▶ **Recorded data**:
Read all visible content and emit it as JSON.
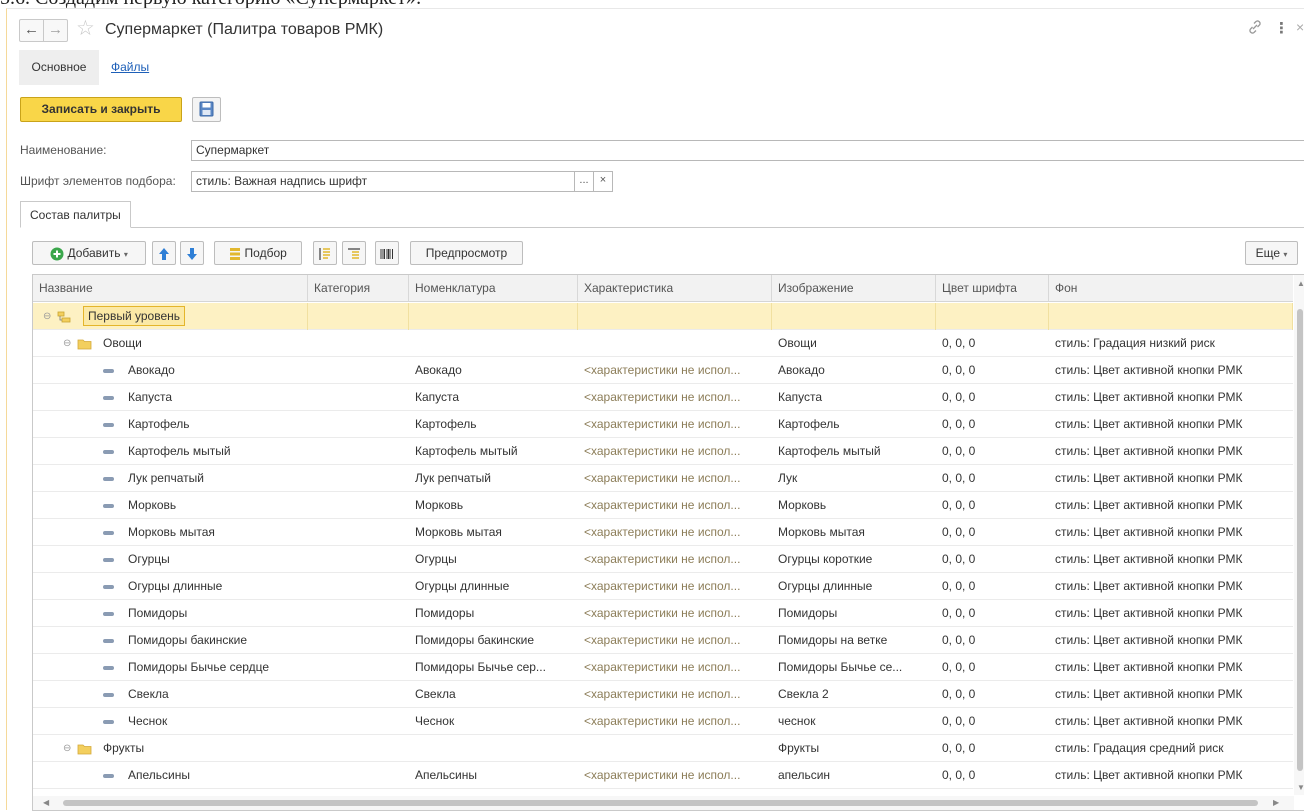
{
  "doc_caption": "5.6. Создадим первую категорию «Супермаркет»:",
  "header": {
    "title": "Супермаркет (Палитра товаров РМК)",
    "back_glyph": "←",
    "forward_glyph": "→",
    "star_glyph": "☆",
    "link_glyph": "🔗",
    "more_glyph": "⋮",
    "close_glyph": "×"
  },
  "form_tabs": {
    "main": "Основное",
    "files": "Файлы"
  },
  "toolbar": {
    "save_close": "Записать и закрыть"
  },
  "fields": {
    "name_label": "Наименование:",
    "name_value": "Супермаркет",
    "font_label": "Шрифт элементов подбора:",
    "font_value": "стиль: Важная надпись шрифт",
    "select_glyph": "...",
    "clear_glyph": "×"
  },
  "panel_tab": "Состав палитры",
  "grid_toolbar": {
    "add": "Добавить",
    "pick": "Подбор",
    "preview": "Предпросмотр",
    "more": "Еще"
  },
  "grid": {
    "columns": [
      "Название",
      "Категория",
      "Номенклатура",
      "Характеристика",
      "Изображение",
      "Цвет шрифта",
      "Фон"
    ],
    "rows": [
      {
        "level": 0,
        "type": "root",
        "name": "Первый уровень",
        "category": "",
        "nomenclature": "",
        "characteristic": "",
        "image": "",
        "font_color": "",
        "background": ""
      },
      {
        "level": 1,
        "type": "folder",
        "name": "Овощи",
        "category": "",
        "nomenclature": "",
        "characteristic": "",
        "image": "Овощи",
        "font_color": "0, 0, 0",
        "background": "стиль: Градация низкий риск"
      },
      {
        "level": 2,
        "type": "item",
        "name": "Авокадо",
        "category": "",
        "nomenclature": "Авокадо",
        "characteristic": "<характеристики не испол...",
        "image": "Авокадо",
        "font_color": "0, 0, 0",
        "background": "стиль: Цвет активной кнопки РМК"
      },
      {
        "level": 2,
        "type": "item",
        "name": "Капуста",
        "category": "",
        "nomenclature": "Капуста",
        "characteristic": "<характеристики не испол...",
        "image": "Капуста",
        "font_color": "0, 0, 0",
        "background": "стиль: Цвет активной кнопки РМК"
      },
      {
        "level": 2,
        "type": "item",
        "name": "Картофель",
        "category": "",
        "nomenclature": "Картофель",
        "characteristic": "<характеристики не испол...",
        "image": "Картофель",
        "font_color": "0, 0, 0",
        "background": "стиль: Цвет активной кнопки РМК"
      },
      {
        "level": 2,
        "type": "item",
        "name": "Картофель мытый",
        "category": "",
        "nomenclature": "Картофель мытый",
        "characteristic": "<характеристики не испол...",
        "image": "Картофель мытый",
        "font_color": "0, 0, 0",
        "background": "стиль: Цвет активной кнопки РМК"
      },
      {
        "level": 2,
        "type": "item",
        "name": "Лук репчатый",
        "category": "",
        "nomenclature": "Лук репчатый",
        "characteristic": "<характеристики не испол...",
        "image": "Лук",
        "font_color": "0, 0, 0",
        "background": "стиль: Цвет активной кнопки РМК"
      },
      {
        "level": 2,
        "type": "item",
        "name": "Морковь",
        "category": "",
        "nomenclature": "Морковь",
        "characteristic": "<характеристики не испол...",
        "image": "Морковь",
        "font_color": "0, 0, 0",
        "background": "стиль: Цвет активной кнопки РМК"
      },
      {
        "level": 2,
        "type": "item",
        "name": "Морковь мытая",
        "category": "",
        "nomenclature": "Морковь мытая",
        "characteristic": "<характеристики не испол...",
        "image": "Морковь мытая",
        "font_color": "0, 0, 0",
        "background": "стиль: Цвет активной кнопки РМК"
      },
      {
        "level": 2,
        "type": "item",
        "name": "Огурцы",
        "category": "",
        "nomenclature": "Огурцы",
        "characteristic": "<характеристики не испол...",
        "image": "Огурцы короткие",
        "font_color": "0, 0, 0",
        "background": "стиль: Цвет активной кнопки РМК"
      },
      {
        "level": 2,
        "type": "item",
        "name": "Огурцы длинные",
        "category": "",
        "nomenclature": "Огурцы длинные",
        "characteristic": "<характеристики не испол...",
        "image": "Огурцы длинные",
        "font_color": "0, 0, 0",
        "background": "стиль: Цвет активной кнопки РМК"
      },
      {
        "level": 2,
        "type": "item",
        "name": "Помидоры",
        "category": "",
        "nomenclature": "Помидоры",
        "characteristic": "<характеристики не испол...",
        "image": "Помидоры",
        "font_color": "0, 0, 0",
        "background": "стиль: Цвет активной кнопки РМК"
      },
      {
        "level": 2,
        "type": "item",
        "name": "Помидоры бакинские",
        "category": "",
        "nomenclature": "Помидоры бакинские",
        "characteristic": "<характеристики не испол...",
        "image": "Помидоры на ветке",
        "font_color": "0, 0, 0",
        "background": "стиль: Цвет активной кнопки РМК"
      },
      {
        "level": 2,
        "type": "item",
        "name": "Помидоры Бычье сердце",
        "category": "",
        "nomenclature": "Помидоры Бычье сер...",
        "characteristic": "<характеристики не испол...",
        "image": "Помидоры Бычье се...",
        "font_color": "0, 0, 0",
        "background": "стиль: Цвет активной кнопки РМК"
      },
      {
        "level": 2,
        "type": "item",
        "name": "Свекла",
        "category": "",
        "nomenclature": "Свекла",
        "characteristic": "<характеристики не испол...",
        "image": "Свекла 2",
        "font_color": "0, 0, 0",
        "background": "стиль: Цвет активной кнопки РМК"
      },
      {
        "level": 2,
        "type": "item",
        "name": "Чеснок",
        "category": "",
        "nomenclature": "Чеснок",
        "characteristic": "<характеристики не испол...",
        "image": "чеснок",
        "font_color": "0, 0, 0",
        "background": "стиль: Цвет активной кнопки РМК"
      },
      {
        "level": 1,
        "type": "folder",
        "name": "Фрукты",
        "category": "",
        "nomenclature": "",
        "characteristic": "",
        "image": "Фрукты",
        "font_color": "0, 0, 0",
        "background": "стиль: Градация средний риск"
      },
      {
        "level": 2,
        "type": "item",
        "name": "Апельсины",
        "category": "",
        "nomenclature": "Апельсины",
        "characteristic": "<характеристики не испол...",
        "image": "апельсин",
        "font_color": "0, 0, 0",
        "background": "стиль: Цвет активной кнопки РМК"
      }
    ]
  },
  "colors": {
    "accent_yellow": "#f9d648",
    "selection": "#fdf1c3",
    "link_blue": "#1d5fb8",
    "add_green": "#3aa64b",
    "arrow_blue": "#2f7fd6",
    "folder_yellow": "#f3cf5e"
  }
}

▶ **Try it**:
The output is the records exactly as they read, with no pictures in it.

▶ **Exercise response**:
Read all visible content and emit it as JSON.
{
  "doc_caption": "5.6. Создадим первую категорию «Супермаркет»:",
  "header": {
    "title": "Супермаркет (Палитра товаров РМК)",
    "back_glyph": "←",
    "forward_glyph": "→",
    "star_glyph": "☆",
    "link_glyph": "🔗",
    "more_glyph": "⋮",
    "close_glyph": "×"
  },
  "form_tabs": {
    "main": "Основное",
    "files": "Файлы"
  },
  "toolbar": {
    "save_close": "Записать и закрыть"
  },
  "fields": {
    "name_label": "Наименование:",
    "name_value": "Супермаркет",
    "font_label": "Шрифт элементов подбора:",
    "font_value": "стиль: Важная надпись шрифт",
    "select_glyph": "...",
    "clear_glyph": "×"
  },
  "panel_tab": "Состав палитры",
  "grid_toolbar": {
    "add": "Добавить",
    "pick": "Подбор",
    "preview": "Предпросмотр",
    "more": "Еще"
  },
  "grid": {
    "columns": [
      "Название",
      "Категория",
      "Номенклатура",
      "Характеристика",
      "Изображение",
      "Цвет шрифта",
      "Фон"
    ],
    "rows": [
      {
        "level": 0,
        "type": "root",
        "name": "Первый уровень",
        "category": "",
        "nomenclature": "",
        "characteristic": "",
        "image": "",
        "font_color": "",
        "background": ""
      },
      {
        "level": 1,
        "type": "folder",
        "name": "Овощи",
        "category": "",
        "nomenclature": "",
        "characteristic": "",
        "image": "Овощи",
        "font_color": "0, 0, 0",
        "background": "стиль: Градация низкий риск"
      },
      {
        "level": 2,
        "type": "item",
        "name": "Авокадо",
        "category": "",
        "nomenclature": "Авокадо",
        "characteristic": "<характеристики не испол...",
        "image": "Авокадо",
        "font_color": "0, 0, 0",
        "background": "стиль: Цвет активной кнопки РМК"
      },
      {
        "level": 2,
        "type": "item",
        "name": "Капуста",
        "category": "",
        "nomenclature": "Капуста",
        "characteristic": "<характеристики не испол...",
        "image": "Капуста",
        "font_color": "0, 0, 0",
        "background": "стиль: Цвет активной кнопки РМК"
      },
      {
        "level": 2,
        "type": "item",
        "name": "Картофель",
        "category": "",
        "nomenclature": "Картофель",
        "characteristic": "<характеристики не испол...",
        "image": "Картофель",
        "font_color": "0, 0, 0",
        "background": "стиль: Цвет активной кнопки РМК"
      },
      {
        "level": 2,
        "type": "item",
        "name": "Картофель мытый",
        "category": "",
        "nomenclature": "Картофель мытый",
        "characteristic": "<характеристики не испол...",
        "image": "Картофель мытый",
        "font_color": "0, 0, 0",
        "background": "стиль: Цвет активной кнопки РМК"
      },
      {
        "level": 2,
        "type": "item",
        "name": "Лук репчатый",
        "category": "",
        "nomenclature": "Лук репчатый",
        "characteristic": "<характеристики не испол...",
        "image": "Лук",
        "font_color": "0, 0, 0",
        "background": "стиль: Цвет активной кнопки РМК"
      },
      {
        "level": 2,
        "type": "item",
        "name": "Морковь",
        "category": "",
        "nomenclature": "Морковь",
        "characteristic": "<характеристики не испол...",
        "image": "Морковь",
        "font_color": "0, 0, 0",
        "background": "стиль: Цвет активной кнопки РМК"
      },
      {
        "level": 2,
        "type": "item",
        "name": "Морковь мытая",
        "category": "",
        "nomenclature": "Морковь мытая",
        "characteristic": "<характеристики не испол...",
        "image": "Морковь мытая",
        "font_color": "0, 0, 0",
        "background": "стиль: Цвет активной кнопки РМК"
      },
      {
        "level": 2,
        "type": "item",
        "name": "Огурцы",
        "category": "",
        "nomenclature": "Огурцы",
        "characteristic": "<характеристики не испол...",
        "image": "Огурцы короткие",
        "font_color": "0, 0, 0",
        "background": "стиль: Цвет активной кнопки РМК"
      },
      {
        "level": 2,
        "type": "item",
        "name": "Огурцы длинные",
        "category": "",
        "nomenclature": "Огурцы длинные",
        "characteristic": "<характеристики не испол...",
        "image": "Огурцы длинные",
        "font_color": "0, 0, 0",
        "background": "стиль: Цвет активной кнопки РМК"
      },
      {
        "level": 2,
        "type": "item",
        "name": "Помидоры",
        "category": "",
        "nomenclature": "Помидоры",
        "characteristic": "<характеристики не испол...",
        "image": "Помидоры",
        "font_color": "0, 0, 0",
        "background": "стиль: Цвет активной кнопки РМК"
      },
      {
        "level": 2,
        "type": "item",
        "name": "Помидоры бакинские",
        "category": "",
        "nomenclature": "Помидоры бакинские",
        "characteristic": "<характеристики не испол...",
        "image": "Помидоры на ветке",
        "font_color": "0, 0, 0",
        "background": "стиль: Цвет активной кнопки РМК"
      },
      {
        "level": 2,
        "type": "item",
        "name": "Помидоры Бычье сердце",
        "category": "",
        "nomenclature": "Помидоры Бычье сер...",
        "characteristic": "<характеристики не испол...",
        "image": "Помидоры Бычье се...",
        "font_color": "0, 0, 0",
        "background": "стиль: Цвет активной кнопки РМК"
      },
      {
        "level": 2,
        "type": "item",
        "name": "Свекла",
        "category": "",
        "nomenclature": "Свекла",
        "characteristic": "<характеристики не испол...",
        "image": "Свекла 2",
        "font_color": "0, 0, 0",
        "background": "стиль: Цвет активной кнопки РМК"
      },
      {
        "level": 2,
        "type": "item",
        "name": "Чеснок",
        "category": "",
        "nomenclature": "Чеснок",
        "characteristic": "<характеристики не испол...",
        "image": "чеснок",
        "font_color": "0, 0, 0",
        "background": "стиль: Цвет активной кнопки РМК"
      },
      {
        "level": 1,
        "type": "folder",
        "name": "Фрукты",
        "category": "",
        "nomenclature": "",
        "characteristic": "",
        "image": "Фрукты",
        "font_color": "0, 0, 0",
        "background": "стиль: Градация средний риск"
      },
      {
        "level": 2,
        "type": "item",
        "name": "Апельсины",
        "category": "",
        "nomenclature": "Апельсины",
        "characteristic": "<характеристики не испол...",
        "image": "апельсин",
        "font_color": "0, 0, 0",
        "background": "стиль: Цвет активной кнопки РМК"
      }
    ]
  },
  "colors": {
    "accent_yellow": "#f9d648",
    "selection": "#fdf1c3",
    "link_blue": "#1d5fb8",
    "add_green": "#3aa64b",
    "arrow_blue": "#2f7fd6",
    "folder_yellow": "#f3cf5e"
  }
}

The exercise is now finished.